» Prompt
Type out every line below exactly as it reads.

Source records

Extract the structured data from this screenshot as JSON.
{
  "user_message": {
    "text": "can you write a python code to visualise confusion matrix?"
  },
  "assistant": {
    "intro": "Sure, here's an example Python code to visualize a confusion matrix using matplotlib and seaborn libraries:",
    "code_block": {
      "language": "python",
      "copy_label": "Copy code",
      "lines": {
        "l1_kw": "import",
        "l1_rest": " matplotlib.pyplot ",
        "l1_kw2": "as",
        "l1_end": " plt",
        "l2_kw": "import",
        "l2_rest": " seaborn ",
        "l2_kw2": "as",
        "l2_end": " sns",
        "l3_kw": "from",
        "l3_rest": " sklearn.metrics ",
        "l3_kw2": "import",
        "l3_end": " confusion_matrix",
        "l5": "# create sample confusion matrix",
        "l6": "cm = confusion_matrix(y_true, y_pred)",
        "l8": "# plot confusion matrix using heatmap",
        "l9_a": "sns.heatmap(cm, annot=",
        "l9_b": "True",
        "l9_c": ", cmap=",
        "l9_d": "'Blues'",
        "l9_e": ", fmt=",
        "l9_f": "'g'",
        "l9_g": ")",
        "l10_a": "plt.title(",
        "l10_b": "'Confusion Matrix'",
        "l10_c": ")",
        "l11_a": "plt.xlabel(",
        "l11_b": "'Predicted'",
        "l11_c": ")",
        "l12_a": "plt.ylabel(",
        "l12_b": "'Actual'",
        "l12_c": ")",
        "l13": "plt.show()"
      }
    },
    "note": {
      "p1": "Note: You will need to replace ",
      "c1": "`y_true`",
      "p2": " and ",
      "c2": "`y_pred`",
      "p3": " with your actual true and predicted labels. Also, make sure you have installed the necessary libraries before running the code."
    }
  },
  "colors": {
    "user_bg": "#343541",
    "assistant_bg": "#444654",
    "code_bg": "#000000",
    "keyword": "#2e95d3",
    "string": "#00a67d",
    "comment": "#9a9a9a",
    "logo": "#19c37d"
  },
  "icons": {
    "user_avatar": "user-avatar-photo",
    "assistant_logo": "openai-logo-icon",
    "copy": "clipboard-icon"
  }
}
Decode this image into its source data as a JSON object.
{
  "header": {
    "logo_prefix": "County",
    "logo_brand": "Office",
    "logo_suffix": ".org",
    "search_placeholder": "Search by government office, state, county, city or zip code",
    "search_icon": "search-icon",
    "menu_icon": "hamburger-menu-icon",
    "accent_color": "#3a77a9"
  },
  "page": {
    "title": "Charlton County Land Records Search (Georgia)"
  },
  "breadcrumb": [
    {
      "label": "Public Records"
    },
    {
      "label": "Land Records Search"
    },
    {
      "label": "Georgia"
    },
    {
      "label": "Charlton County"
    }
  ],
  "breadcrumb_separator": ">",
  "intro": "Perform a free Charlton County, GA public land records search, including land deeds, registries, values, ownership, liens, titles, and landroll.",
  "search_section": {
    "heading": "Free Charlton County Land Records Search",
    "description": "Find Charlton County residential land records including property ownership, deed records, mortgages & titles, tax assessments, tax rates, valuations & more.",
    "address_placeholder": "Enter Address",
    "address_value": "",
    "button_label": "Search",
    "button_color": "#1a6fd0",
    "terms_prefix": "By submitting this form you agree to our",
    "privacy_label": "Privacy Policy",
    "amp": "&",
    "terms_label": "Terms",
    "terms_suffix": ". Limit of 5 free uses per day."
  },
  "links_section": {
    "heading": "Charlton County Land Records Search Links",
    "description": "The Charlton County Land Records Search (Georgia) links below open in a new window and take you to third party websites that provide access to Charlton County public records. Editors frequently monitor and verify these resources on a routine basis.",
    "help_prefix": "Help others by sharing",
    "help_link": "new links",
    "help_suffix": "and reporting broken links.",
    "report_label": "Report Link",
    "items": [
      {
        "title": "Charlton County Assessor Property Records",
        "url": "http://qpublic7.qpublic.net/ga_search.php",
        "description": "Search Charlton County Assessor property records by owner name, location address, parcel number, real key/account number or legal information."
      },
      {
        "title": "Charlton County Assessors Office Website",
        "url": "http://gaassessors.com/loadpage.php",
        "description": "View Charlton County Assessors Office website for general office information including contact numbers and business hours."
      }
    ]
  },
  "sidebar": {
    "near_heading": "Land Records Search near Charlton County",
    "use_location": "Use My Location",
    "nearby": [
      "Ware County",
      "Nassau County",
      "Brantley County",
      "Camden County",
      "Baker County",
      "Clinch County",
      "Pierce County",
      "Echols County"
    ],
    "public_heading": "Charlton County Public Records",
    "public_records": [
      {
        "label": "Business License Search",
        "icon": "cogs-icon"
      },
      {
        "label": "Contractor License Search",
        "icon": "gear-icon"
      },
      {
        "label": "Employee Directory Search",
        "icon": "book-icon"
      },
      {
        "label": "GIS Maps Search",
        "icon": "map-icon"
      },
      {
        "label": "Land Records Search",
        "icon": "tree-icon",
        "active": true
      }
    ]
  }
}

» Reply
Extract the structured data from this screenshot as JSON.
{
  "user_message": {
    "text": "can you write a python code to visualise confusion matrix?"
  },
  "assistant": {
    "intro": "Sure, here's an example Python code to visualize a confusion matrix using matplotlib and seaborn libraries:",
    "code_block": {
      "language": "python",
      "copy_label": "Copy code",
      "lines": {
        "l1_kw": "import",
        "l1_rest": " matplotlib.pyplot ",
        "l1_kw2": "as",
        "l1_end": " plt",
        "l2_kw": "import",
        "l2_rest": " seaborn ",
        "l2_kw2": "as",
        "l2_end": " sns",
        "l3_kw": "from",
        "l3_rest": " sklearn.metrics ",
        "l3_kw2": "import",
        "l3_end": " confusion_matrix",
        "l5": "# create sample confusion matrix",
        "l6": "cm = confusion_matrix(y_true, y_pred)",
        "l8": "# plot confusion matrix using heatmap",
        "l9_a": "sns.heatmap(cm, annot=",
        "l9_b": "True",
        "l9_c": ", cmap=",
        "l9_d": "'Blues'",
        "l9_e": ", fmt=",
        "l9_f": "'g'",
        "l9_g": ")",
        "l10_a": "plt.title(",
        "l10_b": "'Confusion Matrix'",
        "l10_c": ")",
        "l11_a": "plt.xlabel(",
        "l11_b": "'Predicted'",
        "l11_c": ")",
        "l12_a": "plt.ylabel(",
        "l12_b": "'Actual'",
        "l12_c": ")",
        "l13": "plt.show()"
      }
    },
    "note": {
      "p1": "Note: You will need to replace ",
      "c1": "`y_true`",
      "p2": " and ",
      "c2": "`y_pred`",
      "p3": " with your actual true and predicted labels. Also, make sure you have installed the necessary libraries before running the code."
    }
  },
  "colors": {
    "user_bg": "#343541",
    "assistant_bg": "#444654",
    "code_bg": "#000000",
    "keyword": "#2e95d3",
    "string": "#00a67d",
    "comment": "#9a9a9a",
    "logo": "#19c37d"
  },
  "icons": {
    "user_avatar": "user-avatar-photo",
    "assistant_logo": "openai-logo-icon",
    "copy": "clipboard-icon"
  }
}
Decode this image into its source data as a JSON object.
{
  "header": {
    "logo_prefix": "County",
    "logo_brand": "Office",
    "logo_suffix": ".org",
    "search_placeholder": "Search by government office, state, county, city or zip code",
    "search_icon": "search-icon",
    "menu_icon": "hamburger-menu-icon",
    "accent_color": "#3a77a9"
  },
  "page": {
    "title": "Charlton County Land Records Search (Georgia)"
  },
  "breadcrumb": [
    {
      "label": "Public Records"
    },
    {
      "label": "Land Records Search"
    },
    {
      "label": "Georgia"
    },
    {
      "label": "Charlton County"
    }
  ],
  "breadcrumb_separator": ">",
  "intro": "Perform a free Charlton County, GA public land records search, including land deeds, registries, values, ownership, liens, titles, and landroll.",
  "search_section": {
    "heading": "Free Charlton County Land Records Search",
    "description": "Find Charlton County residential land records including property ownership, deed records, mortgages & titles, tax assessments, tax rates, valuations & more.",
    "address_placeholder": "Enter Address",
    "address_value": "",
    "button_label": "Search",
    "button_color": "#1a6fd0",
    "terms_prefix": "By submitting this form you agree to our",
    "privacy_label": "Privacy Policy",
    "amp": "&",
    "terms_label": "Terms",
    "terms_suffix": ". Limit of 5 free uses per day."
  },
  "links_section": {
    "heading": "Charlton County Land Records Search Links",
    "description": "The Charlton County Land Records Search (Georgia) links below open in a new window and take you to third party websites that provide access to Charlton County public records. Editors frequently monitor and verify these resources on a routine basis.",
    "help_prefix": "Help others by sharing",
    "help_link": "new links",
    "help_suffix": "and reporting broken links.",
    "report_label": "Report Link",
    "items": [
      {
        "title": "Charlton County Assessor Property Records",
        "url": "http://qpublic7.qpublic.net/ga_search.php",
        "description": "Search Charlton County Assessor property records by owner name, location address, parcel number, real key/account number or legal information."
      },
      {
        "title": "Charlton County Assessors Office Website",
        "url": "http://gaassessors.com/loadpage.php",
        "description": "View Charlton County Assessors Office website for general office information including contact numbers and business hours."
      }
    ]
  },
  "sidebar": {
    "near_heading": "Land Records Search near Charlton County",
    "use_location": "Use My Location",
    "nearby": [
      "Ware County",
      "Nassau County",
      "Brantley County",
      "Camden County",
      "Baker County",
      "Clinch County",
      "Pierce County",
      "Echols County"
    ],
    "public_heading": "Charlton County Public Records",
    "public_records": [
      {
        "label": "Business License Search",
        "icon": "cogs-icon"
      },
      {
        "label": "Contractor License Search",
        "icon": "gear-icon"
      },
      {
        "label": "Employee Directory Search",
        "icon": "book-icon"
      },
      {
        "label": "GIS Maps Search",
        "icon": "map-icon"
      },
      {
        "label": "Land Records Search",
        "icon": "tree-icon",
        "active": true
      }
    ]
  }
}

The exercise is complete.